will allow the cut to continue penetrating the work. A good cut will be
clean and narrow.
- When cutting billets, round bars, or heavy sections, time and gas
are saved if a burr is raised with a chisel at the point where the cut
is to start. This small portion will heat quickly and cutting will start
immediately. A welding rod can be used to start a cut on heavy
sections. When used, it is called a starting rod.
Oxyacetylene Cutting Hose
Two hoses are built into one (siamesed). Green hose is used for oxygen, red for acetylene, black for any inert air or gas
General requirements include (follow manufacturers directions):
- Always check for tight hose connections and leaks
- Blow out the cylinder value
- Do not stand behind or in front of regulator when opening the cylinder value
- First turn on cylinder value and then adjust the regulator pressure screw
- Slowly open the cylinder valve
- Purge any oxygen and acetylene passages
- Make sure mixing know is off before lighting torch
- Light the acetylene
- Never use with grease or oil. Do not handle with greasy gloves or oily hands. Oil and grease can become explosive in hte presence of oxygen!
- Do not substitute oxygen for air
- Keep the work area clean
- Note that oxyacetylene becomes unstable above 15 PSI, do not use above this level (oxygen max is 40 psi)
- Do not pick up materials with gloves after cutting

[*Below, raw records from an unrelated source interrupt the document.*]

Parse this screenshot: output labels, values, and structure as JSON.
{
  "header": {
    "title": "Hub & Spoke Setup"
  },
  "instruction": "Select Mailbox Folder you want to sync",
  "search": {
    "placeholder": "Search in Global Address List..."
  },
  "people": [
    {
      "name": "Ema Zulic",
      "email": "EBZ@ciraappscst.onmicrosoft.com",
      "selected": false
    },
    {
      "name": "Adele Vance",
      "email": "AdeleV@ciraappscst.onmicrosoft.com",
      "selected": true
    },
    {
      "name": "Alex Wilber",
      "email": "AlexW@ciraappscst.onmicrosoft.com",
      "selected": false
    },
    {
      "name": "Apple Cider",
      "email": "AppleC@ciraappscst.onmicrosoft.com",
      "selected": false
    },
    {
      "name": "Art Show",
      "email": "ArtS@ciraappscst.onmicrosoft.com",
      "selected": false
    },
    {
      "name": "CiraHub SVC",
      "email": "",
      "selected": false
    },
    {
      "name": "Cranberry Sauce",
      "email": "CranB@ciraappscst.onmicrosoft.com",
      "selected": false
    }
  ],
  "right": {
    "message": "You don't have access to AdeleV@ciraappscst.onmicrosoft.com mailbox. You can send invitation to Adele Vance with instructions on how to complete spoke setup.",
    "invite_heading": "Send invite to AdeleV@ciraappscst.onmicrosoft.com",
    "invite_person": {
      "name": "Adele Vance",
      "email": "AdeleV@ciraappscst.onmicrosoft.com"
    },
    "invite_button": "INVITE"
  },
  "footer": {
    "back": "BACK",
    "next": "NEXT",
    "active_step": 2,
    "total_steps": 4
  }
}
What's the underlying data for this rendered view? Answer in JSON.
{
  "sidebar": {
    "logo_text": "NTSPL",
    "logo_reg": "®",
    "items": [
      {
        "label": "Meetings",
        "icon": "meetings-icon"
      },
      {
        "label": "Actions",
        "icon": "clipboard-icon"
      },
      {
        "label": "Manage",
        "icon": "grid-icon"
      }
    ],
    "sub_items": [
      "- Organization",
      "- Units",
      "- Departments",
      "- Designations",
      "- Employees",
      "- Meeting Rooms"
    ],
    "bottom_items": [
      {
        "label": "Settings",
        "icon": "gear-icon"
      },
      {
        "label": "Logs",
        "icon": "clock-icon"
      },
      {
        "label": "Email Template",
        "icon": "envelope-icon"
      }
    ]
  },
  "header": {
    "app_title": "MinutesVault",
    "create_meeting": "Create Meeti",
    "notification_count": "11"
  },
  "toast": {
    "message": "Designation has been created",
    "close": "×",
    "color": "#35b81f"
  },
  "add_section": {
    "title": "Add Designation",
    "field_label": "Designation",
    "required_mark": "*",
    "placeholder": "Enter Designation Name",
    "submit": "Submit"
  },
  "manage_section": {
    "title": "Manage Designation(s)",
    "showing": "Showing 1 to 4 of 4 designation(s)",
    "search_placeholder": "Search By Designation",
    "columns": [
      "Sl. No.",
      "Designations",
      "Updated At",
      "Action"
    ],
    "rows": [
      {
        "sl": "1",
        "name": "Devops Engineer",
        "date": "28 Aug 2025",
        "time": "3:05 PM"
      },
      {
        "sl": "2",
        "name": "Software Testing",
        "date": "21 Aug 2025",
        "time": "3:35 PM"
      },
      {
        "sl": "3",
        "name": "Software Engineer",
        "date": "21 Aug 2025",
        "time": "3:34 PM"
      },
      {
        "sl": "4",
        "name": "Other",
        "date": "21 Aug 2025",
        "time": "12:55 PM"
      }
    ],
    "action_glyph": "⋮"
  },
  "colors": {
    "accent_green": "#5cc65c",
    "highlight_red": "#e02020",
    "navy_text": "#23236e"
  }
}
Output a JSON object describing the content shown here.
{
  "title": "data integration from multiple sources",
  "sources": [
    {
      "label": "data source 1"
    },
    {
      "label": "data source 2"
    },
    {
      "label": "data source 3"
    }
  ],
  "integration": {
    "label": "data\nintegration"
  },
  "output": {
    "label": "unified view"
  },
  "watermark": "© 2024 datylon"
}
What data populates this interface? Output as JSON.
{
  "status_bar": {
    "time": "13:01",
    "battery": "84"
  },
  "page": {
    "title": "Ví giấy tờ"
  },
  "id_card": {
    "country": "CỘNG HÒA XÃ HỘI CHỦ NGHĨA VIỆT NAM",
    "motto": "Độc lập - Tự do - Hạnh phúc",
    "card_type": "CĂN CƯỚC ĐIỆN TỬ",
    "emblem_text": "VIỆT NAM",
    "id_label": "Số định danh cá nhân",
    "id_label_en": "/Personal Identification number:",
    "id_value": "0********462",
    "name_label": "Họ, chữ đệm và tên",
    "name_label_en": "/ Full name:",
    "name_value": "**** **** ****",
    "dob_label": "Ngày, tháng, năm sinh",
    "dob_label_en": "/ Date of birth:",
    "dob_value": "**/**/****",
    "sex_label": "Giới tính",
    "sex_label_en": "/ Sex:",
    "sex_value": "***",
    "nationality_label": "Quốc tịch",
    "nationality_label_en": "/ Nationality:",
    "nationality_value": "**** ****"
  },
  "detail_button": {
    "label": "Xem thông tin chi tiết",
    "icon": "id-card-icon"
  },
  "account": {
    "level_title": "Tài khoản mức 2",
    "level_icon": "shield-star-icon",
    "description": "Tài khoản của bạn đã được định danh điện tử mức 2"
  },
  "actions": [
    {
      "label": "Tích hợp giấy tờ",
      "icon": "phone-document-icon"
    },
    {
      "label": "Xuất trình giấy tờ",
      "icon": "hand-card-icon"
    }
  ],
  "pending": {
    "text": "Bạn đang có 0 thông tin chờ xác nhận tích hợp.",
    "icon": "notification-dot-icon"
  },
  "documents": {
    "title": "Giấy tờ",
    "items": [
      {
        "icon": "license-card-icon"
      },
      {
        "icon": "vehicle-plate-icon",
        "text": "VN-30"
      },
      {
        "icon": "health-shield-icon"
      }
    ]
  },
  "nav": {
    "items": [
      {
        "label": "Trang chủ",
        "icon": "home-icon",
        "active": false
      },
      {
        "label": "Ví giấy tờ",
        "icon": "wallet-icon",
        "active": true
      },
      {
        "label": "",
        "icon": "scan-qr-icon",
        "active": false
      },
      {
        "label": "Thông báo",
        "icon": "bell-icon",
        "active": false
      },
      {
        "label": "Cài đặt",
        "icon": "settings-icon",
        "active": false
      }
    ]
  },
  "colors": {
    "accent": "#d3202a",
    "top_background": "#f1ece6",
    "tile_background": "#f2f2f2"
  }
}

- For Additional Reading
- Oxy-acetylene welding and cutting
- NEXT: Fuel Pressure Regulators >>>>
Page Author: Jeff Grill